Contact Laurie Townsend: All volunteers will be entered into a prize drawing for a nights stay at Bally’s, a Starbucks gift card and a $25.00 target gift card.

Our Goal

At Colon Screening for Life, Inc., a non-profit 501c (3) organization, our mission is to work to increase the number of colon cancer survivors by educating the community on the importance of early detection through regular screenings such as colonoscopies. Along with our community partners we work to decrease the incidences of colon cancer and related deaths in the Tri-State area by encouraging individuals to make informed choices that lessen the possibility of developing colon cancer and increasing the number of individuals who seek timely colon cancer screenings.

The Second Leading Cancer Killer

Colorectal cancer is cancer of the colon and rectum. Of cancers affecting both men and women, colorectal cancer is the second leading cancer killer in the United States. But it doesn’t have to be. Screening can find precancerous polyps—abnormal growths in the colon or rectum—so they can be removed before turning into cancer. Screening also helps find colorectal cancer at an early stage, when treatment often leads to a cure.
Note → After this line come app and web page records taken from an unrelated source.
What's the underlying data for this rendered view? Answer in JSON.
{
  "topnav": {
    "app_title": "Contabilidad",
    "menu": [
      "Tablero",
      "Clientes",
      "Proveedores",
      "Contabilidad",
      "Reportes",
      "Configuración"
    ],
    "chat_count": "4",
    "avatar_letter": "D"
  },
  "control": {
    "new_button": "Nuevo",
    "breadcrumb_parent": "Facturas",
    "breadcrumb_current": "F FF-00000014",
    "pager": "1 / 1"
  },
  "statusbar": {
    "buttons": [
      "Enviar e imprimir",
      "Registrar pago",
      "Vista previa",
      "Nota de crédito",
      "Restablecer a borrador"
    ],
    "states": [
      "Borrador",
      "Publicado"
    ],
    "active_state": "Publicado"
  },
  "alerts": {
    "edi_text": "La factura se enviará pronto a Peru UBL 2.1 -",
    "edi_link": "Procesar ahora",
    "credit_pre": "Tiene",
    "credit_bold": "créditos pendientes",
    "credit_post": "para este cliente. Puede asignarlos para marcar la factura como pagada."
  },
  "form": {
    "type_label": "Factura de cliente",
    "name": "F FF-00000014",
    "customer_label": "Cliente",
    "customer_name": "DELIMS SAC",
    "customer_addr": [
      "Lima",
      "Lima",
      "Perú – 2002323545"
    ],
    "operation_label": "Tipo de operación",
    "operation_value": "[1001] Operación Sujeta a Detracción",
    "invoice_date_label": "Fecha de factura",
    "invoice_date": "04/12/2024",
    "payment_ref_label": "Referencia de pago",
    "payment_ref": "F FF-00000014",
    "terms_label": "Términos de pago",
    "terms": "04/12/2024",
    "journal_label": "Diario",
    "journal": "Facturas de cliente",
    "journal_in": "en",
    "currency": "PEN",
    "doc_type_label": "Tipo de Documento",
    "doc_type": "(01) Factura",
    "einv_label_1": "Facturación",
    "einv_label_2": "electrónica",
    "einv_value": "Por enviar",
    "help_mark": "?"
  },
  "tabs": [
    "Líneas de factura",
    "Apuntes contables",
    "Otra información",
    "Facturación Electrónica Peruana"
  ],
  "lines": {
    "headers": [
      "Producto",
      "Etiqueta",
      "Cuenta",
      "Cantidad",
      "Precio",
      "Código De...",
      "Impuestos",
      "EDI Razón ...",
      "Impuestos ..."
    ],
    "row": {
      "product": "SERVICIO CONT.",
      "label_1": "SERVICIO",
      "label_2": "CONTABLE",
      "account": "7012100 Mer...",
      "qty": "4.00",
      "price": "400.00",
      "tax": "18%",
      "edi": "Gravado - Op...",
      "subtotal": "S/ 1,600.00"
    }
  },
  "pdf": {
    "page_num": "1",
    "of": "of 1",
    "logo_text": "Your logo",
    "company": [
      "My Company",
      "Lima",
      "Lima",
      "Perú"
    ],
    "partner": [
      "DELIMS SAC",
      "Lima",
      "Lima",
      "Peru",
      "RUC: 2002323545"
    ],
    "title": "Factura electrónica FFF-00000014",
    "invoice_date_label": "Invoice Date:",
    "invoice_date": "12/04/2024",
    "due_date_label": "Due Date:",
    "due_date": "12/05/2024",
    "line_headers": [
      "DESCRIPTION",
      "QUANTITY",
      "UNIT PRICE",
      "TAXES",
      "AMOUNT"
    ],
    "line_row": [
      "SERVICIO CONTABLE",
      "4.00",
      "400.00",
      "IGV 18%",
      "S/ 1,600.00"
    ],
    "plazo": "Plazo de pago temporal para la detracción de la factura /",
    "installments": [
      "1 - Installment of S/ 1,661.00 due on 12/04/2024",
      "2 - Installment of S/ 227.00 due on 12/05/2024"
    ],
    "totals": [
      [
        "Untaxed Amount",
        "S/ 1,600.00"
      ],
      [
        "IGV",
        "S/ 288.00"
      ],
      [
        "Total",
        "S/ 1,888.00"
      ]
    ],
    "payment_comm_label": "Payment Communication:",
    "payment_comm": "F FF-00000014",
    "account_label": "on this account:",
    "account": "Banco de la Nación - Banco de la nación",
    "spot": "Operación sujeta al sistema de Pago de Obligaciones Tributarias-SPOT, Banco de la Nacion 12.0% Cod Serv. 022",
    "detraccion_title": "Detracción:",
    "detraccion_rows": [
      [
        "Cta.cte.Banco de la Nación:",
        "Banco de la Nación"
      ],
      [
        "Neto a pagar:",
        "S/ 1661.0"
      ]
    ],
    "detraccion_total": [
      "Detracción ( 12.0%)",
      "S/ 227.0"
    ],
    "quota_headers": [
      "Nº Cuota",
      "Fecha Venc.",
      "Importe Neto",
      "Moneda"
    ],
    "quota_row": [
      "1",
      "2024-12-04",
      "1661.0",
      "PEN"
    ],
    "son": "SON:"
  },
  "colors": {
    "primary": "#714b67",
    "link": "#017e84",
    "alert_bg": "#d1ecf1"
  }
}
Almost all colorectal cancers begin as precancerous polyps (abnormal growths) in the colon or rectum. Such polyps can be present in the colon for years before invasive cancer develops. They may not cause any symptoms. Colorectal cancer screening can find precancerous polyps so they can be removed before they turn into cancer. In this way, colorectal cancer is prevented. Screening can also find colorectal cancer early, when there is a greater chance that treatment will be most effective and lead to a cure.

The American Cancer Society (ACS) has guidelines for colorectal cancer screening and recommends people at average risk for colorectal cancer begin screening at age 45. In the most recent guideline update, ACS lowered the age to start screening because studies show rates of colorectal cancer among people younger than 50 are on the rise. If all adults 45 and older were screened for colorectal cancer we could avoid thousands of deaths each year and prevent many people from ever getting the disease.

Plan for your Colon Screening

There are lots of things you can’t prevent: taxes, jury duty, the dog crashing your video meeting. But regular, on-time screening tests can help prevent colorectal cancer.

Talk to your doctor about which test is right for you.

Interested in supporting Colon Screening for Life?